Hernandez struggled through the early portion of the 07 season, but from May 6th to Sept 2nd, he hit .330/.367/.433/.801, covering 427 ABs. However, with Luis Castillo here for the next 4 years, Hernandez, and Ruben Gotay for that matter, now serve no purpose outside of middle infield backup. We would expect Hernandez to, once more, spend the season in New Orleans, however, this is his last option year, so a trade is not out of the realm of possibility.

8. Matthew Bouchard (21) R/R (Big East Georgetown .329/.378/.475/.853, 72 for 219, 33 runs, 12 2b, 3b, 6 HR, 41 RBI, 19/28 BB/K, 16/22 SBs, A- Brooklyn .267/.336/.356/.692, 60 for 225, 32 runs, 10 2b, 2 3b, 2 HR, 27 RBI, 22/51 BB/K, 8/19 SBs)

Total 2007 Stats: .297/.356/.414/.771, 132 for 444, 22 2b, 3 3b, 8 HR, 68 RBI, 24/41 SBs, 41/79 BB/K

The Mets drafted Bouchard in the 11th round of the 2007 draft out of Georgetown University, where as a junior, he put up a line of .329/.378/.475, 72 for 219, 33 runs, 12 2b, 3b, 6 HR, 41 RBI, 19/28 BB/K, 16/22 SBs. After being drafted, the Mets sent Bouchard to the short A NYPL, where he hit .267/.336/.356.

Bouchard had a very underwhelming rookie season in Brooklyn, OPSing right around .700, and hitting .267. There is not much upside to Bouchard, it's pretty much what you see is what you get. He should bring his average up a tad as he settles in to pro ball, but he isn't expected to be a big power threat. What he can provide is a stable bat who will hit for good contact, extra-base power and a smattering of home run power. Bouchard's struggles versus LHP is an aberration, since he never struggled with them during college, and that led to his low batting average. He shows a keen knowledge of the strike zone and good patience, but still needs improvement against secondary pitches. He should shake off the bumps of his first season and hit for a higher average in the future than the .267 average he posted in 2007. Much of Bouchard's game didn't translate well in his rookie season, and speed was no exception, as he was just 8 of 19 in SB attempts in Brooklyn, after going 16 of 22 at Georgetown. His speed also gives him good range in the field, but he needs to work on throwing consistency and accuracy. He reads balls off the bat well, and sets himself well, but can sometimes suffer from inconsistent throwing
mechanics. He has reasonably good arm strength but his throws had a tendency to sail on him at times. Although he has work to do, Bouchard is a strong defender who should only get better with experience.

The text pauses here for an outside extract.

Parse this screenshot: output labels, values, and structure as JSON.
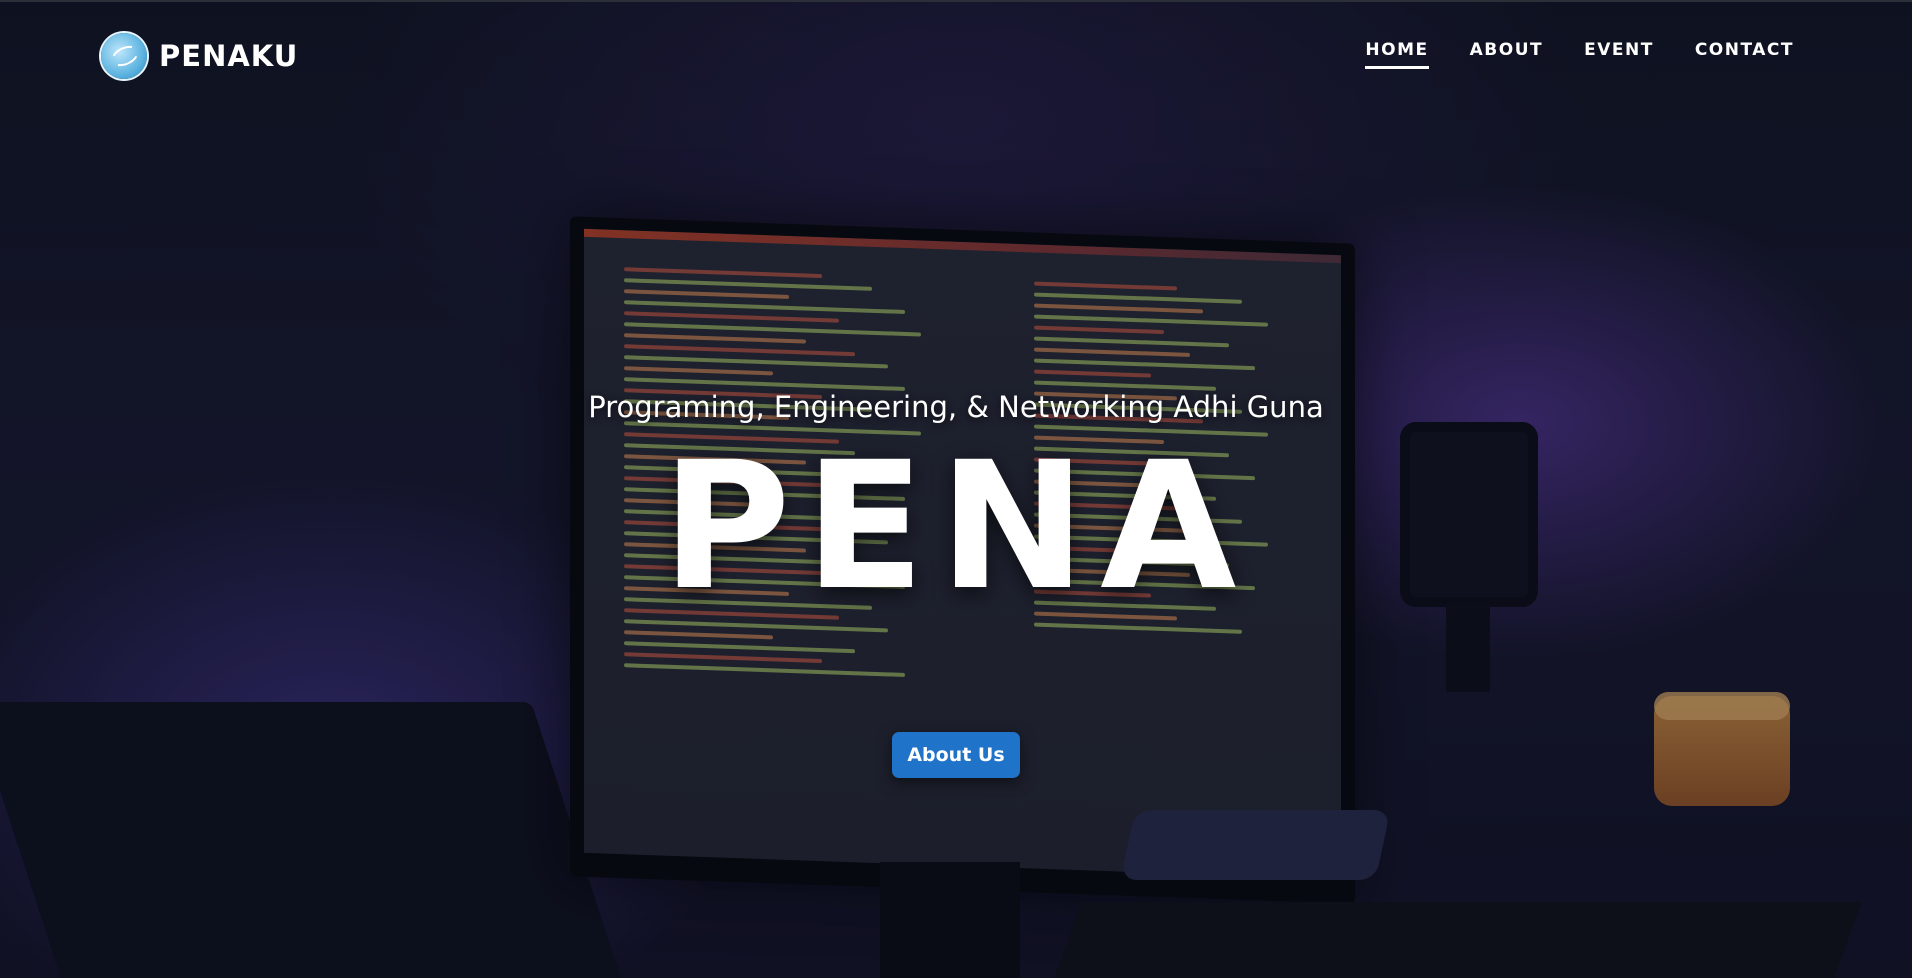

ETA. mid-2011. The Mets like Bouchard's game, despite it not translating well to the pro game in his rookie season, and will likely push him to St. Lucie to open the 2008 season. With no pressing need for a shortstop in the organization, he should move a level per year, making his debut in 2011.

9. Jonathan Malo (24) R/R (A+ St. Lucie .255/.322/.377/.698, 59 for 231, 29 runs, 10 2b, 6 HR, 40 RBI, 23/37 BB/K, 2/6 SBs)

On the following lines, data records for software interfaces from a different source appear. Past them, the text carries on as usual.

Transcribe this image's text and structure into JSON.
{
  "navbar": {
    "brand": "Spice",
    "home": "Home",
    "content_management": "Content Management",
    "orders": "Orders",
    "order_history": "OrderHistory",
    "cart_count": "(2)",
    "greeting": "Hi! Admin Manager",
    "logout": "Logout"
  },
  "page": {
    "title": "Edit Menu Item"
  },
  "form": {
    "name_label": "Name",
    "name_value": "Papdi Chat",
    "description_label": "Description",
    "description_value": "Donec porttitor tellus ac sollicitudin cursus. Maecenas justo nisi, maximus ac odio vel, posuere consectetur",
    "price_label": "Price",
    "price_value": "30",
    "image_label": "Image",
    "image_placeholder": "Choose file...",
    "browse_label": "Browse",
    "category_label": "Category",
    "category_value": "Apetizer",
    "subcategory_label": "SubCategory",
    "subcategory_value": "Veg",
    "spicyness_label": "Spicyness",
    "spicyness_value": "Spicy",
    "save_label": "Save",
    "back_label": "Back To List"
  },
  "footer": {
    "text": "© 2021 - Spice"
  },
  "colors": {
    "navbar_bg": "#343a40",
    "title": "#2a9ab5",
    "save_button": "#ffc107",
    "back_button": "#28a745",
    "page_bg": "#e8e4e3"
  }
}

The Mets selected Malo in the 40th round of the 2002 draft out of high school, but he chose instead to attend Oklahoma A&M College for a year. The Mets then drafted him in the 48th round of the 2003 draft, as a draft and follow, and he attended Miami-Dade Community College in the 03-04 year. He was placed on the restricted list in 2004 due to work permit issues. In 2005, his permit issues were resolved, and he played for short A Brooklyn, where he hit .231/.392/.369. A return trip to Brooklyn in 2006 producted disasterous results, a .174/.301/.217/.518 line, but the Mets promoted him to A+ St. Lucie anyway, where he hit .239/.330/.365 in 91 games.

In 2007, Malo hit .255/.322/.377 in 78 games for St. Lucie.

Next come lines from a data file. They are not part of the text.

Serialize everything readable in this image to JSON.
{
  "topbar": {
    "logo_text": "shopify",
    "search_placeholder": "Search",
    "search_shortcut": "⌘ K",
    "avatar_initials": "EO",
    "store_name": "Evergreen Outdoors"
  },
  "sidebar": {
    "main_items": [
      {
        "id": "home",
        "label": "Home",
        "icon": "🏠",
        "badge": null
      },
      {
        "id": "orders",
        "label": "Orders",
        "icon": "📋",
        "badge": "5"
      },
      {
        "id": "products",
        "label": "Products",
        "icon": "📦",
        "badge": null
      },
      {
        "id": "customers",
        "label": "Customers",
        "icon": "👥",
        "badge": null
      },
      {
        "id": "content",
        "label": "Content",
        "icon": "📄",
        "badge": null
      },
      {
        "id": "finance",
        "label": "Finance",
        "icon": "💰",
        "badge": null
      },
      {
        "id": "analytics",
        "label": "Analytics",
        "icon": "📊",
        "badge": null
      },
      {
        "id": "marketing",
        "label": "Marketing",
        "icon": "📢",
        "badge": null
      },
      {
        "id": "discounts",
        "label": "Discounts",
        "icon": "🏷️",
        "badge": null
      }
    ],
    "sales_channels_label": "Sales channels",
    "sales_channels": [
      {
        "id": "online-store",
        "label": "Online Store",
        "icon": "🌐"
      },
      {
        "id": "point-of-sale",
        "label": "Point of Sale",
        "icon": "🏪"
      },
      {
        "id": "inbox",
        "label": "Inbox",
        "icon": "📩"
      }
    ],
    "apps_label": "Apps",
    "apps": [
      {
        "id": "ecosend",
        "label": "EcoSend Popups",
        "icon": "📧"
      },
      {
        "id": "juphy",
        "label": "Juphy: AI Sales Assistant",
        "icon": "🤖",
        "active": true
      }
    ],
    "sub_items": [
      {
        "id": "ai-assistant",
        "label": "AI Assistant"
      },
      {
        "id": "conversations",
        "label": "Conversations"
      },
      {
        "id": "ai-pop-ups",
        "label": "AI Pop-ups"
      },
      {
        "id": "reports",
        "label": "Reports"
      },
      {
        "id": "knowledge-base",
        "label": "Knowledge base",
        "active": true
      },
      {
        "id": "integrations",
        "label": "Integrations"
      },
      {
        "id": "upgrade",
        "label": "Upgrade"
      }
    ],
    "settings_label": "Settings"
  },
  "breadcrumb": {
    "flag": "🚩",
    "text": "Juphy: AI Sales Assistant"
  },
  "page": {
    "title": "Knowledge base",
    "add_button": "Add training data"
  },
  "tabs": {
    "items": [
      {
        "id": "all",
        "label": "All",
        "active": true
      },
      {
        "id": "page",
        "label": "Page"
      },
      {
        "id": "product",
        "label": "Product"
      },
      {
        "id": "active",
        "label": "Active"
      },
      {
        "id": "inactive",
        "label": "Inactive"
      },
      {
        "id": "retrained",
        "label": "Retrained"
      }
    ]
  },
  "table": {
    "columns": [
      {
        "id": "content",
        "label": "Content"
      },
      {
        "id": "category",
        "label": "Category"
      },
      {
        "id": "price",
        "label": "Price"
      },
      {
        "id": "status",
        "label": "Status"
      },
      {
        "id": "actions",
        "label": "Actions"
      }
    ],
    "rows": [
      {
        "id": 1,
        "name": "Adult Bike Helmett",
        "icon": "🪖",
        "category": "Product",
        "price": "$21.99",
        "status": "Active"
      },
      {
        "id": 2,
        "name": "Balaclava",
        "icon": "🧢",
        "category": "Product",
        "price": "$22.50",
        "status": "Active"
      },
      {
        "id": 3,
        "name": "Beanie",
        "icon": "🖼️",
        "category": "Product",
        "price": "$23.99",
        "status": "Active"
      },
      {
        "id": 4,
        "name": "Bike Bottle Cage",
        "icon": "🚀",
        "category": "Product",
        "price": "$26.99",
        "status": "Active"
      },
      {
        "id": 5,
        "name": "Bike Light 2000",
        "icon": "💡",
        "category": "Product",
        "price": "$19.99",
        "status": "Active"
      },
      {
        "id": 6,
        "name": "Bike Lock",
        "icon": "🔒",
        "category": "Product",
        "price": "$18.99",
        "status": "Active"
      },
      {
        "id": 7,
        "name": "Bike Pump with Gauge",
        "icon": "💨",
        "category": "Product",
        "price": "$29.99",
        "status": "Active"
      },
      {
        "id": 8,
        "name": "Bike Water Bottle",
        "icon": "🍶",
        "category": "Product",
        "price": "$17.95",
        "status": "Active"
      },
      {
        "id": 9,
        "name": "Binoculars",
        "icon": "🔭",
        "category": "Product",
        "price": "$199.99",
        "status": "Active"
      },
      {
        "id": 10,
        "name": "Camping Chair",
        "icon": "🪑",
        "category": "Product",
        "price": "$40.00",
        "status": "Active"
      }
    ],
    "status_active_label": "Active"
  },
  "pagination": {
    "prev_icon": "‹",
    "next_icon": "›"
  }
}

10. Micah Schilling (25) L/R (A- Brooklyn .283/.427/.365/.791 69 for 244, 49 runs, 17 2b, HR, 15 RBI, 60/50 BB/K, 13/20 SBs)

Schilling was drafted by the Indians in the 1st round of the 2002 draft, and spent 5 years in their system, rising as high as A+ ball. The Mets picked him up prior to the 2007 season, and sent him to A- Brooklyn, where he put up decent numbers. Not much upside here, though.